Last night, I watched GCB and they were talking about their dreams: what gets them up in the morning, gets them excited about life, makes them feel like they can make a difference, gets them through the day. I remembered that’s how getting my master’s degree should feel. We go into school thinking, “I want to do this!” and then, once we get there, we say, “I have to do this (homework, project, reading, writing, test, practicum, etc.).”

My affirmation now is that I am excited about my dream to teach interpreting in an advanced degree program that makes a difference in the lives of interpreters and the people who use interpreters. I am the one who chose to be in school; this is my choice, not an obligation. I am eager to get up every morning and prepare myself to fulfill my dream.

Happy Yuletide!

Yuletide Plates.
Originally uploaded by danielgreene.

I am a Jew who loves Christmas. To me, Chrismastime is a season, not a celebration of Christ. I do not believe that Jesus was the messiah. Personally, I do not believe that there will ever be one Messiah; instead, I believe that each baby born brings with him or her a great hope that he or she may help, in his or her own way, to heal the world (tikkun olam). The Nativity story, while I do not take it as fact, resonates with me deeply because of its miraculous romanticism and its underlying themes. Both Christmas and Chanukah convey a message of new hope, light in the darkness, and the triumph of good in the world in spite of hardship.

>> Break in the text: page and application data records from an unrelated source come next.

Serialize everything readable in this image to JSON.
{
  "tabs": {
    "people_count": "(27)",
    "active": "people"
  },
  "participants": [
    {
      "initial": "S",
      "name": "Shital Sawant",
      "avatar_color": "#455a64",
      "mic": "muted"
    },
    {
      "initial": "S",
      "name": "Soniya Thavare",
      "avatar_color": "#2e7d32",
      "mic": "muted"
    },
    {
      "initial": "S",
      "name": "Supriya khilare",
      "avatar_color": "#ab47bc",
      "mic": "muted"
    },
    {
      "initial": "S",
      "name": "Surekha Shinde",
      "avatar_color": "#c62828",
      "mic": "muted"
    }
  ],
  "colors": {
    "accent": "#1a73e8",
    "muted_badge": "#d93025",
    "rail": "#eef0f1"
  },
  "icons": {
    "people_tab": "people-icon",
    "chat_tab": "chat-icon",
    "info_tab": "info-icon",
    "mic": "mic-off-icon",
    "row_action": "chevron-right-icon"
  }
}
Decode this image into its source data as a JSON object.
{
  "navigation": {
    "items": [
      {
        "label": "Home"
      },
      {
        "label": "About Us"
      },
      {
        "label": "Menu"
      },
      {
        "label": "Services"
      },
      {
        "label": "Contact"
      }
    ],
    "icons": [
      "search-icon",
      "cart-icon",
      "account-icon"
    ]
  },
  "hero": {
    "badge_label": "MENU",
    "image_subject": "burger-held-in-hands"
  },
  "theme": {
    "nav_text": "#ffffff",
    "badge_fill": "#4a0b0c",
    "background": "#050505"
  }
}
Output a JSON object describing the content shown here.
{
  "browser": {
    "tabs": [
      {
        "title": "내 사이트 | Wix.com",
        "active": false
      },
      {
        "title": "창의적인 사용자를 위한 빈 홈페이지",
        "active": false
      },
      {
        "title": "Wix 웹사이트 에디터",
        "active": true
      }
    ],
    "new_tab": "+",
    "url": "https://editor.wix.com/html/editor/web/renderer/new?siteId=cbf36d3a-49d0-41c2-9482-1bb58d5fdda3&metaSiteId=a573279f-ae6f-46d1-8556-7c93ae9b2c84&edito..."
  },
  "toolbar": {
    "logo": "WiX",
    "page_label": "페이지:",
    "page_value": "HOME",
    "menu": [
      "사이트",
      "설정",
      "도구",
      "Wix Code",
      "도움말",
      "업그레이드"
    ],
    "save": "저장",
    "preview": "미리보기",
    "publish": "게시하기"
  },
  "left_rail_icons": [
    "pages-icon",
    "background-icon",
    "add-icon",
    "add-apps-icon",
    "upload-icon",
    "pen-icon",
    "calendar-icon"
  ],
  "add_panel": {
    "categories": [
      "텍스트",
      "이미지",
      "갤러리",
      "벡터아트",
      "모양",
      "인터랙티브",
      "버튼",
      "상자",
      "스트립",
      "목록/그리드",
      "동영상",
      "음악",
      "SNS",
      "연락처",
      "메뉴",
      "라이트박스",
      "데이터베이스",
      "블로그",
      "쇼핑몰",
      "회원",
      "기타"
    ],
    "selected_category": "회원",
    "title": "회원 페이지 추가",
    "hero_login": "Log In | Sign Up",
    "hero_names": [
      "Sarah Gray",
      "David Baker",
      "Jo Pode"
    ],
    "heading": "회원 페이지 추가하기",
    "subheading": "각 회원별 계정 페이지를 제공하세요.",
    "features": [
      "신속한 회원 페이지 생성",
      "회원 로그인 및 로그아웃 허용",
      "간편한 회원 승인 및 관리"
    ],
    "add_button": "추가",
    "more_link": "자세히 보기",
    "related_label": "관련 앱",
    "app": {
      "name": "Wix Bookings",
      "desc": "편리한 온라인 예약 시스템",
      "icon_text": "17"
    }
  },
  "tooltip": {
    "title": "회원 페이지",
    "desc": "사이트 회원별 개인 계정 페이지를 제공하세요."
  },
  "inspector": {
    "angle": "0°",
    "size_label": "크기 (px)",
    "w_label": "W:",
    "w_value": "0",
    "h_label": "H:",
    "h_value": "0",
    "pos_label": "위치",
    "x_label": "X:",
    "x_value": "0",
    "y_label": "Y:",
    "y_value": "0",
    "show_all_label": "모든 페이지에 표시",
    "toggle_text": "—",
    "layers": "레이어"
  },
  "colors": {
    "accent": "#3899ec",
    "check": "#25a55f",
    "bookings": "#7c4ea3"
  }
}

I believe that the themes of Yuletide can be appreciated by Jews, Christians, and Pagans alike because–face it–both Christmas and Chanukah were religious overlays to Pagan holidays in the first place. So, maybe I should just say that I love the Yuletide! (Even though I don’t identify as a Pagan.)

All labels aside, whatever your religion, may you enjoy this time of year and may it bring you a renewed sense of hope!

P.S. These are the Woodland Santa and Pine Cone plates designed for Sakura by Debbie Mumm (© 1998).

P.P.S. I’m so glad that my new 28mm lens allows me to sit at table and take photos of my food with onboard flash! With my 50mm prime lens, I would have to get up from the table and stand over my food to take a photo of it, and with my 17-55mm f/2.8 IS lens, I would have to add even more weight to an already heavy kit (since that lens is so heavy to begin with) by piling my 430EX hotshoe flash on top of it all. So, I now have a lightweight photography setup for going out to restaurants, taking photos at the table of food, friends, and family, etc. I’m excited about the possibilities!

Counting the Omer, Growing the Beard…

…maybe. I’m thinking about it. I’m thinking and feeling about a lot of things, really– too much to tell you.

But what is the omer? The omer is a period of counting that is a mitzvah or “commandment” in the Jewish Bible. Jews are supposed to count the days from Pesach to Shavuot to mark the journey from Exodus (freedom from bondage) to Mount Sinai (communally experiencing the presence of God in a deep and miraculous way and receiving the Torah). It is traditionally a period of semi-mourning, reflection, and, among other things, not shaving or getting a haircut.

To tell the truth, I have never counted the days between Pesach and Shavuot; in fact, now I would have to think… ah, yes, today is the ninth day of Omer. But something the rabbi said, half in jest, about having “rabbinical permission to grow a beard over the next seven weeks” got me to thinking not only about growing a beard, but also about how I might seize upon an opportunity to have a religious experience. Or at least enhance the spirituality of my life for a while.

I’m at the point where I hate my beard. It itches, and I think it makes me look old, mean, and ugly. I took this photo now in case I can’t stand it anymore and I shave it all off. But maybe I’m also taking this photo as a way of reflecting more deeply on having some patience with this process.

It is difficult to sit with that which itches at one and makes one feel old, mean, and ugly. Like my kvetching. I complain. I do it several times a day, often without even thinking. Sometimes my first words in the morning are a form of complaint. This is something I would like to tackle during the next six weeks.

Even if I don’t keep the beard.